**Task inputs**
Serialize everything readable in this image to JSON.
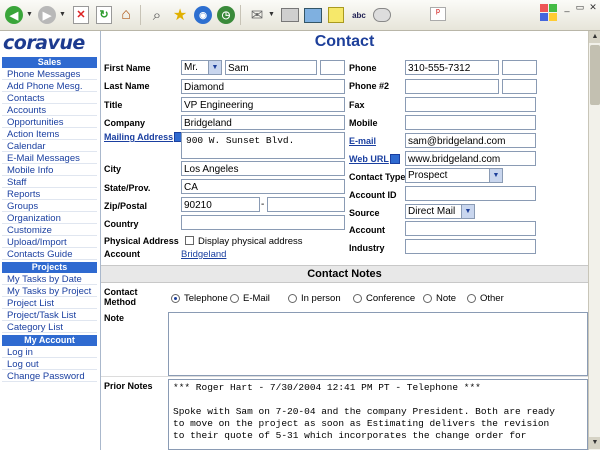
{
  "toolbar": {
    "icons": [
      "back-icon",
      "forward-icon",
      "stop-icon",
      "refresh-icon",
      "home-icon",
      "search-icon",
      "favorites-icon",
      "media-icon",
      "history-icon",
      "mail-icon",
      "print-icon",
      "edit-icon",
      "notes-icon",
      "spell-check-icon",
      "messenger-icon"
    ],
    "spell_label": "abc",
    "restore_btn": "▭",
    "min_btn": "_",
    "close_btn": "✕"
  },
  "nav": {
    "logo": "coravue",
    "sections": [
      {
        "title": "Sales",
        "items": [
          "Phone Messages",
          "Add Phone Mesg.",
          "Contacts",
          "Accounts",
          "Opportunities",
          "Action Items",
          "Calendar",
          "E-Mail Messages",
          "Mobile Info",
          "Staff",
          "Reports",
          "Groups",
          "Organization",
          "Customize",
          "Upload/Import",
          "Contacts Guide"
        ]
      },
      {
        "title": "Projects",
        "items": [
          "My Tasks by Date",
          "My Tasks by Project",
          "Project List",
          "Project/Task List",
          "Category List"
        ]
      },
      {
        "title": "My Account",
        "items": [
          "Log in",
          "Log out",
          "Change Password"
        ]
      }
    ]
  },
  "page": {
    "title": "Contact"
  },
  "form": {
    "first_name": {
      "label": "First Name",
      "prefix": "Mr.",
      "value": "Sam",
      "extra": ""
    },
    "last_name": {
      "label": "Last Name",
      "value": "Diamond"
    },
    "title": {
      "label": "Title",
      "value": "VP Engineering"
    },
    "company": {
      "label": "Company",
      "value": "Bridgeland"
    },
    "mailing_address": {
      "label": "Mailing Address",
      "value": "900 W. Sunset Blvd."
    },
    "city": {
      "label": "City",
      "value": "Los Angeles"
    },
    "state": {
      "label": "State/Prov.",
      "value": "CA"
    },
    "zip": {
      "label": "Zip/Postal",
      "value": "90210",
      "sep": "-",
      "ext": ""
    },
    "country": {
      "label": "Country",
      "value": ""
    },
    "physical_address": {
      "label": "Physical Address",
      "checkbox_label": "Display physical address"
    },
    "account": {
      "label": "Account",
      "value": "Bridgeland"
    },
    "phone": {
      "label": "Phone",
      "value": "310-555-7312",
      "ext": ""
    },
    "phone2": {
      "label": "Phone #2",
      "value": "",
      "ext": ""
    },
    "fax": {
      "label": "Fax",
      "value": ""
    },
    "mobile": {
      "label": "Mobile",
      "value": ""
    },
    "email": {
      "label": "E-mail",
      "value": "sam@bridgeland.com"
    },
    "web_url": {
      "label": "Web URL",
      "value": "www.bridgeland.com"
    },
    "contact_type": {
      "label": "Contact Type",
      "value": "Prospect"
    },
    "account_id": {
      "label": "Account ID",
      "value": ""
    },
    "source": {
      "label": "Source",
      "value": "Direct Mail"
    },
    "account2": {
      "label": "Account",
      "value": ""
    },
    "industry": {
      "label": "Industry",
      "value": ""
    }
  },
  "notes": {
    "section_title": "Contact Notes",
    "method_label_1": "Contact",
    "method_label_2": "Method",
    "methods": [
      "Telephone",
      "E-Mail",
      "In person",
      "Conference",
      "Note",
      "Other"
    ],
    "selected_method": "Telephone",
    "note_label": "Note",
    "note_value": "",
    "prior_label": "Prior Notes",
    "prior_lines": [
      "*** Roger Hart - 7/30/2004 12:41 PM PT - Telephone ***",
      "",
      "Spoke with Sam on 7-20-04 and the company President. Both are ready",
      "to move on the project as soon as Estimating delivers the revision",
      "to their quote of 5-31 which incorporates the change order for"
    ]
  },
  "scrollbar": {
    "up": "▲",
    "down": "▼"
  }
}
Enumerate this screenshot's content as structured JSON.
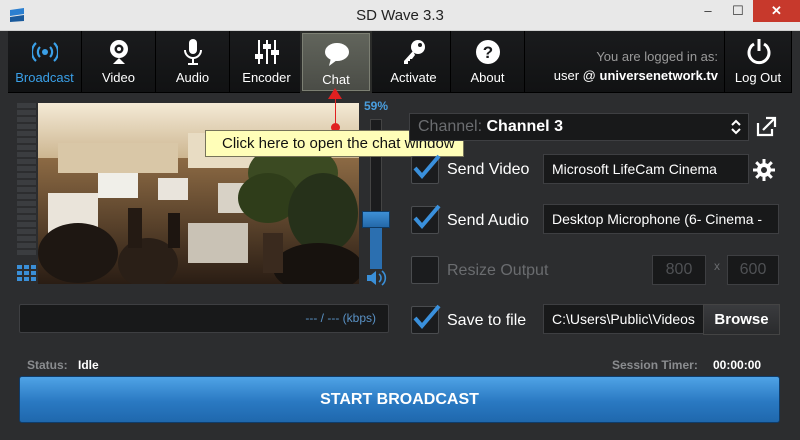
{
  "window": {
    "title": "SD Wave 3.3",
    "minimize": "–",
    "maximize": "☐",
    "close": "✕"
  },
  "toolbar": {
    "items": [
      {
        "label": "Broadcast",
        "icon": "broadcast-icon"
      },
      {
        "label": "Video",
        "icon": "webcam-icon"
      },
      {
        "label": "Audio",
        "icon": "microphone-icon"
      },
      {
        "label": "Encoder",
        "icon": "sliders-icon"
      },
      {
        "label": "Chat",
        "icon": "chat-bubble-icon"
      },
      {
        "label": "Activate",
        "icon": "key-icon"
      },
      {
        "label": "About",
        "icon": "question-icon"
      }
    ],
    "logged_in_label": "You are logged in as:",
    "user_prefix": "user @ ",
    "user_domain": "universenetwork.tv",
    "logout_label": "Log Out"
  },
  "preview": {
    "volume_percent": "59%",
    "volume_level": 0.59,
    "bitrate": "--- / --- (kbps)"
  },
  "tooltip": {
    "text": "Click here to open the chat window"
  },
  "controls": {
    "channel_label": "Channel:",
    "channel_value": "Channel 3",
    "send_video": {
      "label": "Send Video",
      "checked": true,
      "value": "Microsoft LifeCam Cinema"
    },
    "send_audio": {
      "label": "Send Audio",
      "checked": true,
      "value": "Desktop Microphone (6- Cinema - "
    },
    "resize_output": {
      "label": "Resize Output",
      "checked": false,
      "width": "800",
      "separator": "x",
      "height": "600"
    },
    "save_to_file": {
      "label": "Save to file",
      "checked": true,
      "value": "C:\\Users\\Public\\Videos",
      "browse_label": "Browse"
    }
  },
  "status": {
    "status_label": "Status:",
    "status_value": "Idle",
    "timer_label": "Session Timer:",
    "timer_value": "00:00:00"
  },
  "start_button": "START BROADCAST",
  "colors": {
    "accent": "#3aa0e8",
    "start_button": "#2a79c2",
    "tooltip_bg": "#fffeb8",
    "pointer": "#e02020"
  }
}
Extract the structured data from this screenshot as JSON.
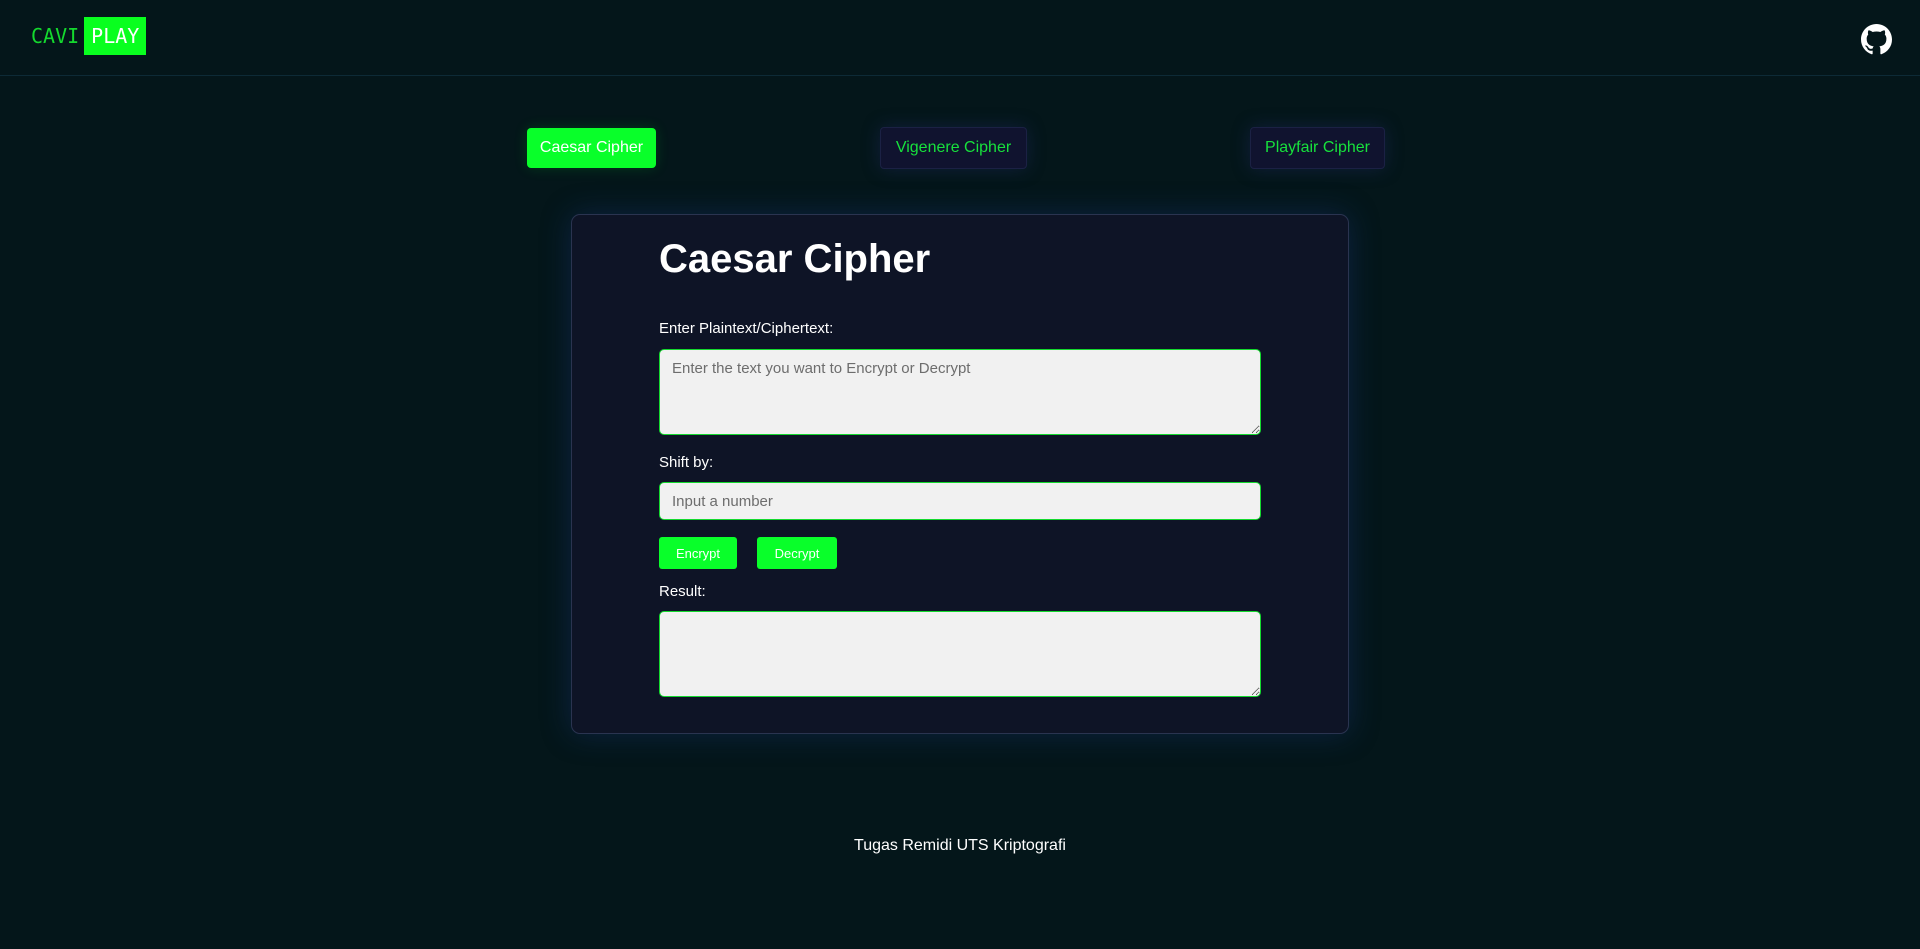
{
  "logo": {
    "part1": "CAVI",
    "part2": "PLAY"
  },
  "header": {
    "github_icon": "github-icon"
  },
  "tabs": [
    {
      "label": "Caesar Cipher",
      "active": true
    },
    {
      "label": "Vigenere Cipher",
      "active": false
    },
    {
      "label": "Playfair Cipher",
      "active": false
    }
  ],
  "card": {
    "title": "Caesar Cipher",
    "text_label": "Enter Plaintext/Ciphertext:",
    "text_placeholder": "Enter the text you want to Encrypt or Decrypt",
    "text_value": "",
    "shift_label": "Shift by:",
    "shift_placeholder": "Input a number",
    "shift_value": "",
    "encrypt_label": "Encrypt",
    "decrypt_label": "Decrypt",
    "result_label": "Result:",
    "result_value": ""
  },
  "footer": {
    "text": "Tugas Remidi UTS Kriptografi"
  },
  "colors": {
    "background": "#04161a",
    "accent_green": "#09ff2a",
    "text_green": "#14d92e",
    "card_bg": "#0e1426",
    "inactive_tab_bg": "#10132f"
  }
}
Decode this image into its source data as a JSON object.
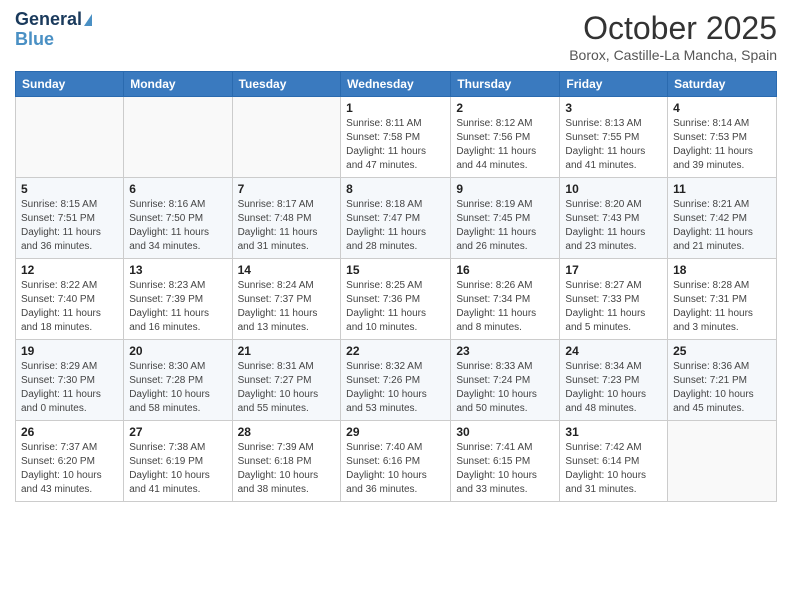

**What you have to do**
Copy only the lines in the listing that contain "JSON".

**Response box**
Serialize everything readable in this image to JSON.
Enumerate this screenshot's content as structured JSON.
Extract the structured data from this screenshot as JSON.
Decode this image into its source data as a JSON object.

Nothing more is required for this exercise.